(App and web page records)
········
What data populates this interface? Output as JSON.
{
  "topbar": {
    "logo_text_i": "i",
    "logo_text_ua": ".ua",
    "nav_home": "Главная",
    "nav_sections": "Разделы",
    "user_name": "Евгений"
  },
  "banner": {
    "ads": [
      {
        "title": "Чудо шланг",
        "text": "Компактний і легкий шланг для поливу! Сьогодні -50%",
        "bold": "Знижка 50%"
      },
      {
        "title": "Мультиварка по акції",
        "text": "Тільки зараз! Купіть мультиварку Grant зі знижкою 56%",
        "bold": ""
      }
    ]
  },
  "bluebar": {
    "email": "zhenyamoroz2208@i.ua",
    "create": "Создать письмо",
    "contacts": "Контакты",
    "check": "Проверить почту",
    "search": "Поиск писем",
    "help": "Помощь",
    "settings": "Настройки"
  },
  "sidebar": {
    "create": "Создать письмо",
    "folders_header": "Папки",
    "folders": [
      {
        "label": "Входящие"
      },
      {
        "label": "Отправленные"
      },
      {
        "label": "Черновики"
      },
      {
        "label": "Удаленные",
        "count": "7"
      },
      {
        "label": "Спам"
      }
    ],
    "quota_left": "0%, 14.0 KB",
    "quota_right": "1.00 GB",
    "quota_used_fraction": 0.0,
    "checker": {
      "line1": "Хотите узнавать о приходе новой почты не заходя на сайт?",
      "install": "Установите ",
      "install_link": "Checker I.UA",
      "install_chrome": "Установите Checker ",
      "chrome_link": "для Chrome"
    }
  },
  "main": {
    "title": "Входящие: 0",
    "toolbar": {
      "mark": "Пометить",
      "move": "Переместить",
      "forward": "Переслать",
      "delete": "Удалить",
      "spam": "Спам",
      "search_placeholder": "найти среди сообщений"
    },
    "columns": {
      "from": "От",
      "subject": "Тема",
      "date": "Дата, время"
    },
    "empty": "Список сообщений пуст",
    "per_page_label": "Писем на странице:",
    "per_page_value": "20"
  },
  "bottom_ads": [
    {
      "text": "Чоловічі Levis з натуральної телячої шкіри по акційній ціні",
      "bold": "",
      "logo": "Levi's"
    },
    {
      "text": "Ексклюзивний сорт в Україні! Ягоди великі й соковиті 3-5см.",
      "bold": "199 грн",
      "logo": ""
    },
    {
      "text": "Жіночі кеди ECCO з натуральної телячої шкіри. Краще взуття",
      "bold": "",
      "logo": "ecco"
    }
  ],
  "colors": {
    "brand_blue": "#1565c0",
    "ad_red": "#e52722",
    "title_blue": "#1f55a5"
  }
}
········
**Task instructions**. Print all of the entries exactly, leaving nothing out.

**Solution below**.
What data populates this interface? Output as JSON.
{
  "topbar": {
    "logo_text_i": "i",
    "logo_text_ua": ".ua",
    "nav_home": "Главная",
    "nav_sections": "Разделы",
    "user_name": "Евгений"
  },
  "banner": {
    "ads": [
      {
        "title": "Чудо шланг",
        "text": "Компактний і легкий шланг для поливу! Сьогодні -50%",
        "bold": "Знижка 50%"
      },
      {
        "title": "Мультиварка по акції",
        "text": "Тільки зараз! Купіть мультиварку Grant зі знижкою 56%",
        "bold": ""
      }
    ]
  },
  "bluebar": {
    "email": "zhenyamoroz2208@i.ua",
    "create": "Создать письмо",
    "contacts": "Контакты",
    "check": "Проверить почту",
    "search": "Поиск писем",
    "help": "Помощь",
    "settings": "Настройки"
  },
  "sidebar": {
    "create": "Создать письмо",
    "folders_header": "Папки",
    "folders": [
      {
        "label": "Входящие"
      },
      {
        "label": "Отправленные"
      },
      {
        "label": "Черновики"
      },
      {
        "label": "Удаленные",
        "count": "7"
      },
      {
        "label": "Спам"
      }
    ],
    "quota_left": "0%, 14.0 KB",
    "quota_right": "1.00 GB",
    "quota_used_fraction": 0.0,
    "checker": {
      "line1": "Хотите узнавать о приходе новой почты не заходя на сайт?",
      "install": "Установите ",
      "install_link": "Checker I.UA",
      "install_chrome": "Установите Checker ",
      "chrome_link": "для Chrome"
    }
  },
  "main": {
    "title": "Входящие: 0",
    "toolbar": {
      "mark": "Пометить",
      "move": "Переместить",
      "forward": "Переслать",
      "delete": "Удалить",
      "spam": "Спам",
      "search_placeholder": "найти среди сообщений"
    },
    "columns": {
      "from": "От",
      "subject": "Тема",
      "date": "Дата, время"
    },
    "empty": "Список сообщений пуст",
    "per_page_label": "Писем на странице:",
    "per_page_value": "20"
  },
  "bottom_ads": [
    {
      "text": "Чоловічі Levis з натуральної телячої шкіри по акційній ціні",
      "bold": "",
      "logo": "Levi's"
    },
    {
      "text": "Ексклюзивний сорт в Україні! Ягоди великі й соковиті 3-5см.",
      "bold": "199 грн",
      "logo": ""
    },
    {
      "text": "Жіночі кеди ECCO з натуральної телячої шкіри. Краще взуття",
      "bold": "",
      "logo": "ecco"
    }
  ],
  "colors": {
    "brand_blue": "#1565c0",
    "ad_red": "#e52722",
    "title_blue": "#1f55a5"
  }
}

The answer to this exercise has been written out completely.